Monday, December 20, 2010

Judge Ed Chen and Diversity: Recalling Justice Sandra Day O'Connor's and Justice Samuel Alito's Appreciation of the Importance of Diversity in the Judiciary

In the pages of the California Law Review, Judge Chen cites Justice O'Connor for the value of diversity on the federal bench:

The practical value of diversity within the judiciary is illustrated by Justice O'Connor's 1992 tribute to Justice Thurgood Marshall. She re- counted Justice Marshall's fondness for sharing personal stories with the other justices in conference in order to emphasize legal points, including stories about Ku Klux Klan violence, jury bias, defending an innocent African American wrongly convicted of rape and sentenced to death, and the many indignities of racial segregation he personally had endured.' an wrongly convicted of rape and sentenced to death, and the many indignities of racial segregation he personally had endured.’ Justice O’Connor spoke about the impact those stories, told by a man who had traveled a very different path than her, had on her own understanding of the issues confronting the Court. She spoke about the impact of legal rules on human lives, and the need for judges to strive to narrow the gap between the ideal of equal justice and the reality of social inequality:

No one could help but be moved by Justice Thurgood Marshall’s spirit; no one could avoid being touched by his soul.... Occasionally, at Conference meetings, I still catch myself looking expectantly for his raised brow and his twinkling eye, hoping to hear, just once more, another story that would, by and by, perhaps change the way I see the world.

Judge Chen's remarks recall Justice Alito's statement about the importance of his family's own immigrant experience--a diversity of experience that he believes valuable to the judiciary:
When I get a case about discrimination, I have to think about people in my own family who suffered discrimination because of their ethnic background or because of religion or because of gender. And I do take that into account.

And that’s why I went into that in my opening statement. Because when a case comes before me involving, let’s say, someone who is an immigrant — and we get an awful lot of immigration cases and naturalization cases — I can’t help but think of my own ancestors, because it wasn’t that long ago when they were in that position…

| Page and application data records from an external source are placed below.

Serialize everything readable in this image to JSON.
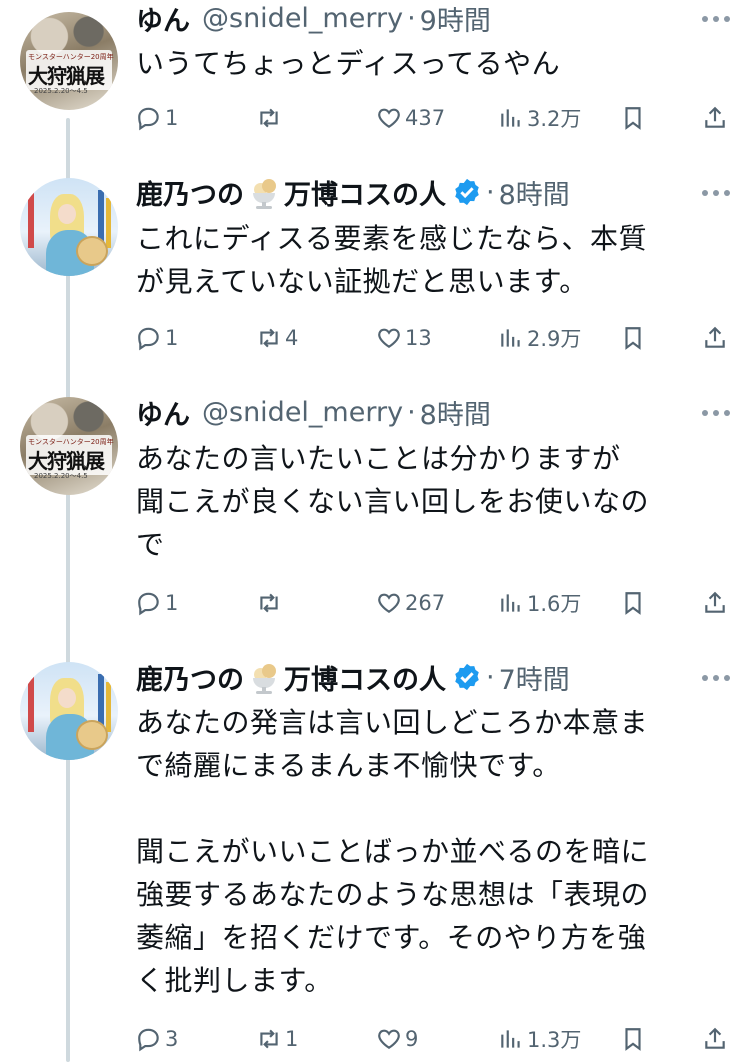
{
  "tweets": [
    {
      "avatar": "monster-hunter-avatar",
      "avatar_text": {
        "small": "モンスターハンター20周年",
        "big": "大狩猟展",
        "date": "2025.2.20〜4.5"
      },
      "name": "ゆん",
      "handle": "@snidel_merry",
      "separator": "·",
      "time": "9時間",
      "verified": false,
      "text": "いうてちょっとディスってるやん",
      "replies": "1",
      "retweets": "",
      "likes": "437",
      "views": "3.2万"
    },
    {
      "avatar": "cosplay-avatar",
      "name_prefix": "鹿乃つの",
      "emoji": "ice-cream-sundae-icon",
      "name_suffix": "万博コスの人",
      "separator": "·",
      "time": "8時間",
      "verified": true,
      "text": "これにディスる要素を感じたなら、本質\nが見えていない証拠だと思います。",
      "replies": "1",
      "retweets": "4",
      "likes": "13",
      "views": "2.9万"
    },
    {
      "avatar": "monster-hunter-avatar",
      "avatar_text": {
        "small": "モンスターハンター20周年",
        "big": "大狩猟展",
        "date": "2025.2.20〜4.5"
      },
      "name": "ゆん",
      "handle": "@snidel_merry",
      "separator": "·",
      "time": "8時間",
      "verified": false,
      "text": "あなたの言いたいことは分かりますが\n聞こえが良くない言い回しをお使いなの\nで",
      "replies": "1",
      "retweets": "",
      "likes": "267",
      "views": "1.6万"
    },
    {
      "avatar": "cosplay-avatar",
      "name_prefix": "鹿乃つの",
      "emoji": "ice-cream-sundae-icon",
      "name_suffix": "万博コスの人",
      "separator": "·",
      "time": "7時間",
      "verified": true,
      "text": "あなたの発言は言い回しどころか本意ま\nで綺麗にまるまんま不愉快です。\n\n聞こえがいいことばっか並べるのを暗に\n強要するあなたのような思想は「表現の\n萎縮」を招くだけです。そのやり方を強\nく批判します。",
      "replies": "3",
      "retweets": "1",
      "likes": "9",
      "views": "1.3万"
    }
  ],
  "colors": {
    "text": "#0f1419",
    "muted": "#536471",
    "verified": "#1d9bf0",
    "thread_line": "#cfd9de"
  }
}
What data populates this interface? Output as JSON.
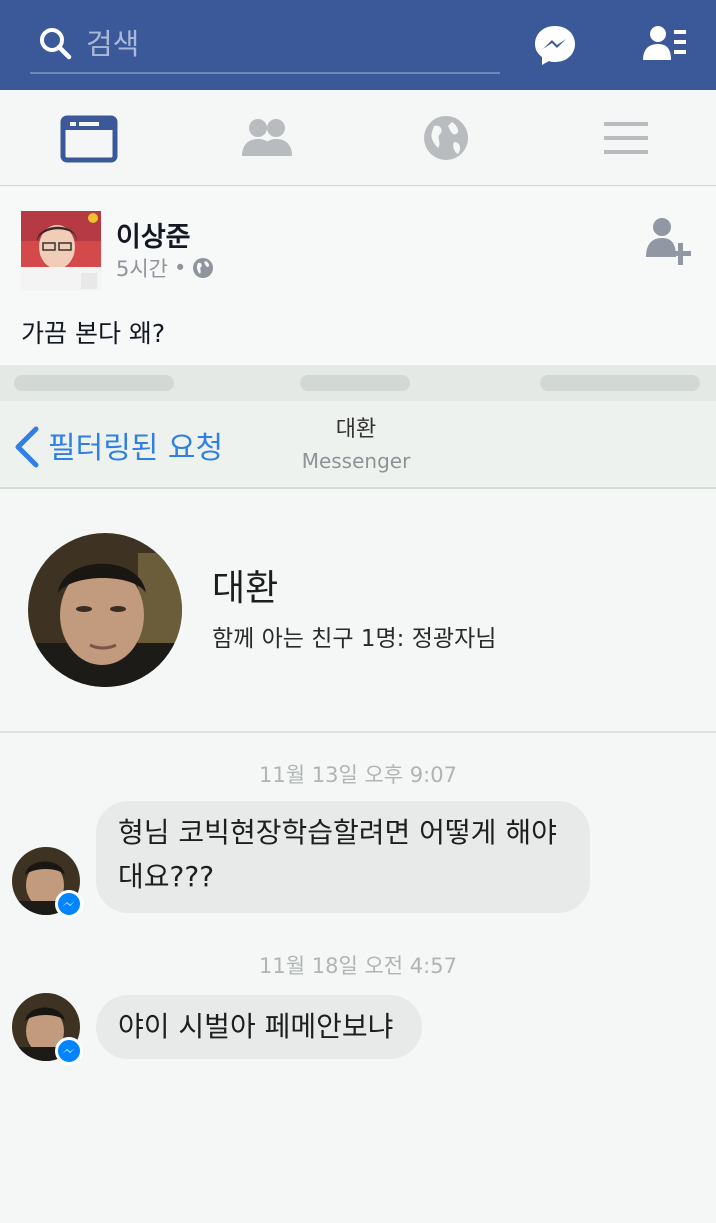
{
  "search": {
    "placeholder": "검색"
  },
  "topbar_icons": [
    "search-icon",
    "messenger-icon",
    "friend-list-icon"
  ],
  "nav_icons": [
    "news-feed-icon",
    "friends-icon",
    "globe-icon",
    "menu-icon"
  ],
  "post": {
    "author": "이상준",
    "time": "5시간",
    "separator": "•",
    "text": "가끔 본다 왜?"
  },
  "screenshot": {
    "back_label": "필터링된 요청",
    "title": "대환",
    "subtitle": "Messenger",
    "profile": {
      "name": "대환",
      "mutual": "함께 아는 친구 1명: 정광자님"
    },
    "messages": [
      {
        "timestamp": "11월 13일 오후 9:07",
        "text_line1": "형님 코빅현장학습할려면 어떻게 해야",
        "text_line2": "대요???"
      },
      {
        "timestamp": "11월 18일 오전 4:57",
        "text_line1": "야이 시벌아 페메안보냐"
      }
    ]
  },
  "colors": {
    "facebook_blue": "#3b5998",
    "messenger_blue": "#0084ff",
    "link_blue": "#2f80e2"
  }
}
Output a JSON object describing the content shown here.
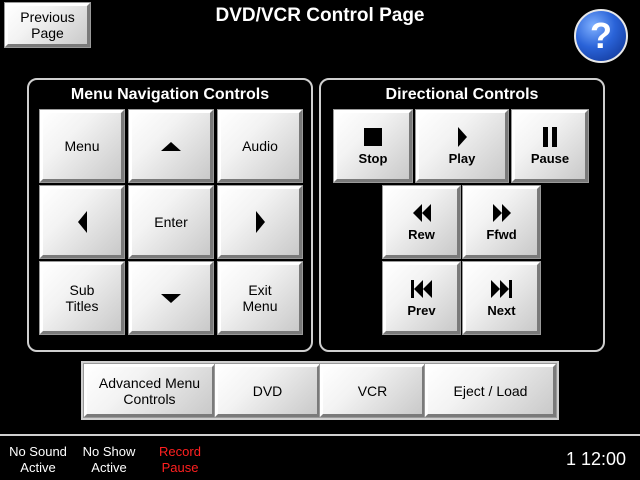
{
  "header": {
    "title": "DVD/VCR Control Page",
    "previous_page_label": "Previous Page",
    "help_label": "?",
    "help_color": "#1f5fd8"
  },
  "menu_nav": {
    "title": "Menu Navigation Controls",
    "menu": "Menu",
    "enter": "Enter",
    "audio": "Audio",
    "sub_titles": "Sub Titles",
    "exit_menu": "Exit Menu",
    "up_icon": "up-arrow-icon",
    "down_icon": "down-arrow-icon",
    "left_icon": "left-arrow-icon",
    "right_icon": "right-arrow-icon"
  },
  "directional": {
    "title": "Directional Controls",
    "stop": "Stop",
    "play": "Play",
    "pause": "Pause",
    "rew": "Rew",
    "ffwd": "Ffwd",
    "prev": "Prev",
    "next": "Next"
  },
  "source_bar": {
    "advanced": "Advanced Menu Controls",
    "dvd": "DVD",
    "vcr": "VCR",
    "eject": "Eject / Load"
  },
  "status": {
    "no_sound": "No Sound Active",
    "no_show": "No Show Active",
    "record_pause": "Record Pause",
    "record_color": "#ff2020",
    "clock": "1 12:00"
  }
}
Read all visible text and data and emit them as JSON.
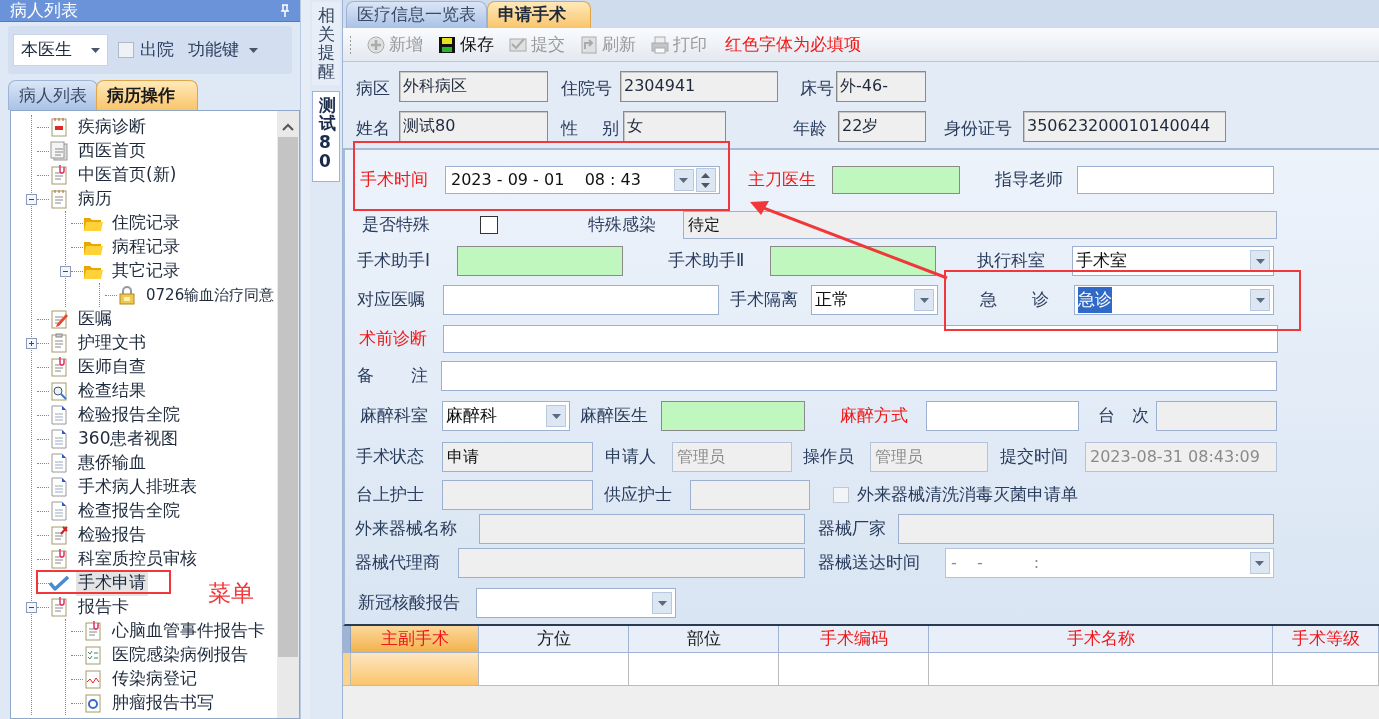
{
  "left_panel": {
    "title": "病人列表",
    "filter": {
      "value": "本医生"
    },
    "discharged": {
      "label": "出院",
      "checked": false
    },
    "function_menu": "功能键",
    "tabs": [
      {
        "label": "病人列表",
        "selected": false
      },
      {
        "label": "病历操作",
        "selected": true
      }
    ],
    "tree": [
      {
        "label": "疾病诊断",
        "kind": "calendar",
        "selected": false
      },
      {
        "label": "西医首页",
        "kind": "pages",
        "selected": false
      },
      {
        "label": "中医首页(新)",
        "kind": "clip",
        "selected": false
      },
      {
        "label": "病历",
        "kind": "notebook",
        "selected": false,
        "expanded": true,
        "children": [
          {
            "label": "住院记录",
            "kind": "folder",
            "selected": false
          },
          {
            "label": "病程记录",
            "kind": "folder",
            "selected": false
          },
          {
            "label": "其它记录",
            "kind": "folder",
            "selected": false,
            "expanded": true,
            "children": [
              {
                "label": "0726输血治疗同意",
                "kind": "lock",
                "selected": false
              }
            ]
          }
        ]
      },
      {
        "label": "医嘱",
        "kind": "edit",
        "selected": false
      },
      {
        "label": "护理文书",
        "kind": "clipboard",
        "selected": false,
        "expanded": false
      },
      {
        "label": "医师自查",
        "kind": "clip",
        "selected": false
      },
      {
        "label": "检查结果",
        "kind": "search",
        "selected": false
      },
      {
        "label": "检验报告全院",
        "kind": "doc",
        "selected": false
      },
      {
        "label": "360患者视图",
        "kind": "doc",
        "selected": false
      },
      {
        "label": "惠侨输血",
        "kind": "doc",
        "selected": false
      },
      {
        "label": "手术病人排班表",
        "kind": "doc",
        "selected": false
      },
      {
        "label": "检查报告全院",
        "kind": "doc",
        "selected": false
      },
      {
        "label": "检验报告",
        "kind": "pin",
        "selected": false
      },
      {
        "label": "科室质控员审核",
        "kind": "clip",
        "selected": false
      },
      {
        "label": "手术申请",
        "kind": "check",
        "selected": true
      },
      {
        "label": "报告卡",
        "kind": "clip",
        "selected": false,
        "expanded": true,
        "children": [
          {
            "label": "心脑血管事件报告卡",
            "kind": "clip",
            "selected": false
          },
          {
            "label": "医院感染病例报告",
            "kind": "checklist",
            "selected": false
          },
          {
            "label": "传染病登记",
            "kind": "chart",
            "selected": false
          },
          {
            "label": "肿瘤报告书写",
            "kind": "target",
            "selected": false
          }
        ]
      }
    ]
  },
  "side_tabs": [
    {
      "label": "相关提醒",
      "selected": false
    },
    {
      "label": "测试80",
      "selected": true
    }
  ],
  "main": {
    "tabs": [
      {
        "label": "医疗信息一览表",
        "selected": false
      },
      {
        "label": "申请手术",
        "selected": true
      }
    ],
    "toolbar": [
      {
        "label": "新增",
        "kind": "add",
        "disabled": true
      },
      {
        "label": "保存",
        "kind": "save",
        "disabled": false
      },
      {
        "label": "提交",
        "kind": "submit",
        "disabled": true
      },
      {
        "label": "刷新",
        "kind": "refresh",
        "disabled": true
      },
      {
        "label": "打印",
        "kind": "print",
        "disabled": true
      }
    ],
    "toolbar_note": "红色字体为必填项",
    "patient_info": [
      [
        {
          "label": "病区",
          "value": "外科病区"
        },
        {
          "label": "住院号",
          "value": "2304941"
        },
        {
          "label": "床号",
          "value": "外-46-"
        }
      ],
      [
        {
          "label": "姓名",
          "value": "测试80"
        },
        {
          "label": "性 别",
          "value": "女"
        },
        {
          "label": "年龄",
          "value": "22岁"
        },
        {
          "label": "身份证号",
          "value": "350623200010140044"
        }
      ]
    ],
    "form": [
      [
        {
          "kind": "label",
          "text": "手术时间",
          "required": true
        },
        {
          "kind": "datetime",
          "value": "2023 - 09 - 01    08 : 43",
          "disabled": false
        },
        {
          "kind": "label",
          "text": "主刀医生",
          "required": true
        },
        {
          "kind": "picker"
        },
        {
          "kind": "label",
          "text": "指导老师",
          "required": false
        },
        {
          "kind": "field",
          "readonly": false,
          "disabled": false
        }
      ],
      [
        {
          "kind": "label",
          "text": "是否特殊",
          "required": false
        },
        {
          "kind": "checkbox",
          "checked": false,
          "disabled": false
        },
        {
          "kind": "label",
          "text": "特殊感染",
          "required": false
        },
        {
          "kind": "field",
          "value": "待定",
          "readonly": true,
          "disabled": false
        }
      ],
      [
        {
          "kind": "label",
          "text": "手术助手Ⅰ",
          "required": false
        },
        {
          "kind": "picker"
        },
        {
          "kind": "label",
          "text": "手术助手Ⅱ",
          "required": false
        },
        {
          "kind": "picker"
        },
        {
          "kind": "label",
          "text": "执行科室",
          "required": false
        },
        {
          "kind": "combo",
          "value": "手术室",
          "text_selected": false
        }
      ],
      [
        {
          "kind": "label",
          "text": "对应医嘱",
          "required": false
        },
        {
          "kind": "field",
          "readonly": false,
          "disabled": false
        },
        {
          "kind": "label",
          "text": "手术隔离",
          "required": false
        },
        {
          "kind": "combo",
          "value": "正常",
          "text_selected": false
        },
        {
          "kind": "label",
          "text": "急 诊",
          "required": false
        },
        {
          "kind": "combo",
          "value": "急诊",
          "text_selected": true
        }
      ],
      [
        {
          "kind": "label",
          "text": "术前诊断",
          "required": true
        },
        {
          "kind": "field",
          "readonly": false,
          "disabled": false
        }
      ],
      [
        {
          "kind": "label",
          "text": "备 注",
          "required": false
        },
        {
          "kind": "field",
          "readonly": false,
          "disabled": false
        }
      ],
      [
        {
          "kind": "label",
          "text": "麻醉科室",
          "required": false
        },
        {
          "kind": "combo",
          "value": "麻醉科",
          "text_selected": false
        },
        {
          "kind": "label",
          "text": "麻醉医生",
          "required": false
        },
        {
          "kind": "picker"
        },
        {
          "kind": "label",
          "text": "麻醉方式",
          "required": true
        },
        {
          "kind": "field",
          "readonly": false,
          "disabled": false
        },
        {
          "kind": "label",
          "text": "台 次",
          "required": false
        },
        {
          "kind": "field",
          "readonly": true,
          "disabled": false
        }
      ],
      [
        {
          "kind": "label",
          "text": "手术状态",
          "required": false
        },
        {
          "kind": "field",
          "value": "申请",
          "readonly": true,
          "disabled": false
        },
        {
          "kind": "label",
          "text": "申请人",
          "required": false
        },
        {
          "kind": "field",
          "value": "管理员",
          "readonly": true,
          "disabled": true
        },
        {
          "kind": "label",
          "text": "操作员",
          "required": false
        },
        {
          "kind": "field",
          "value": "管理员",
          "readonly": true,
          "disabled": true
        },
        {
          "kind": "label",
          "text": "提交时间",
          "required": false
        },
        {
          "kind": "field",
          "value": "2023-08-31 08:43:09",
          "readonly": true,
          "disabled": true
        }
      ],
      [
        {
          "kind": "label",
          "text": "台上护士",
          "required": false
        },
        {
          "kind": "field",
          "readonly": true,
          "disabled": false
        },
        {
          "kind": "label",
          "text": "供应护士",
          "required": false
        },
        {
          "kind": "field",
          "readonly": true,
          "disabled": false
        },
        {
          "kind": "checkbox",
          "checked": false,
          "disabled": true
        },
        {
          "kind": "label",
          "text": "外来器械清洗消毒灭菌申请单",
          "required": false
        }
      ],
      [
        {
          "kind": "label",
          "text": "外来器械名称",
          "required": false
        },
        {
          "kind": "field",
          "readonly": true,
          "disabled": false
        },
        {
          "kind": "label",
          "text": "器械厂家",
          "required": false
        },
        {
          "kind": "field",
          "readonly": true,
          "disabled": false
        }
      ],
      [
        {
          "kind": "label",
          "text": "器械代理商",
          "required": false
        },
        {
          "kind": "field",
          "readonly": true,
          "disabled": false
        },
        {
          "kind": "label",
          "text": "器械送达时间",
          "required": false
        },
        {
          "kind": "datetime",
          "value": "-    -          :",
          "disabled": true
        }
      ],
      [
        {
          "kind": "label",
          "text": "新冠核酸报告",
          "required": false
        },
        {
          "kind": "combo"
        }
      ]
    ],
    "grid": {
      "columns": [
        {
          "label": "主副手术",
          "required": true,
          "selected": true
        },
        {
          "label": "方位",
          "required": false,
          "selected": false
        },
        {
          "label": "部位",
          "required": false,
          "selected": false
        },
        {
          "label": "手术编码",
          "required": true,
          "selected": false
        },
        {
          "label": "手术名称",
          "required": true,
          "selected": false
        },
        {
          "label": "手术等级",
          "required": true,
          "selected": false
        }
      ],
      "rows": [
        {
          "selected": true
        }
      ]
    }
  },
  "annotations": [
    {
      "kind": "box"
    },
    {
      "kind": "box"
    },
    {
      "kind": "box"
    },
    {
      "kind": "arrow"
    },
    {
      "kind": "note",
      "text": "菜单"
    }
  ]
}
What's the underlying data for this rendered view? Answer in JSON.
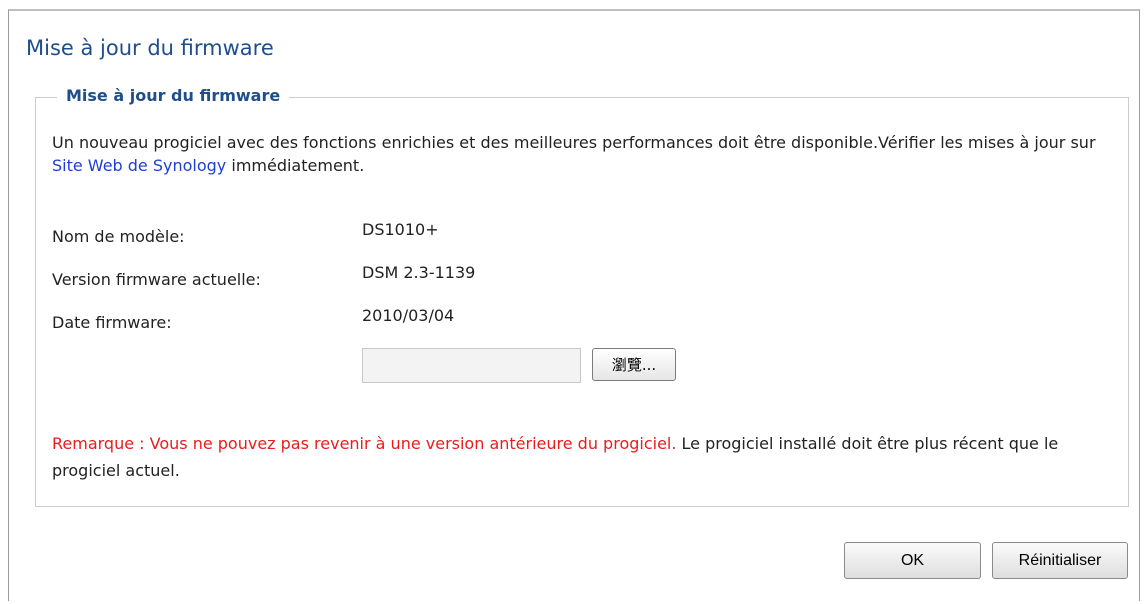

Video of Justice Alito's remarks here.

No comments:

Post a Comment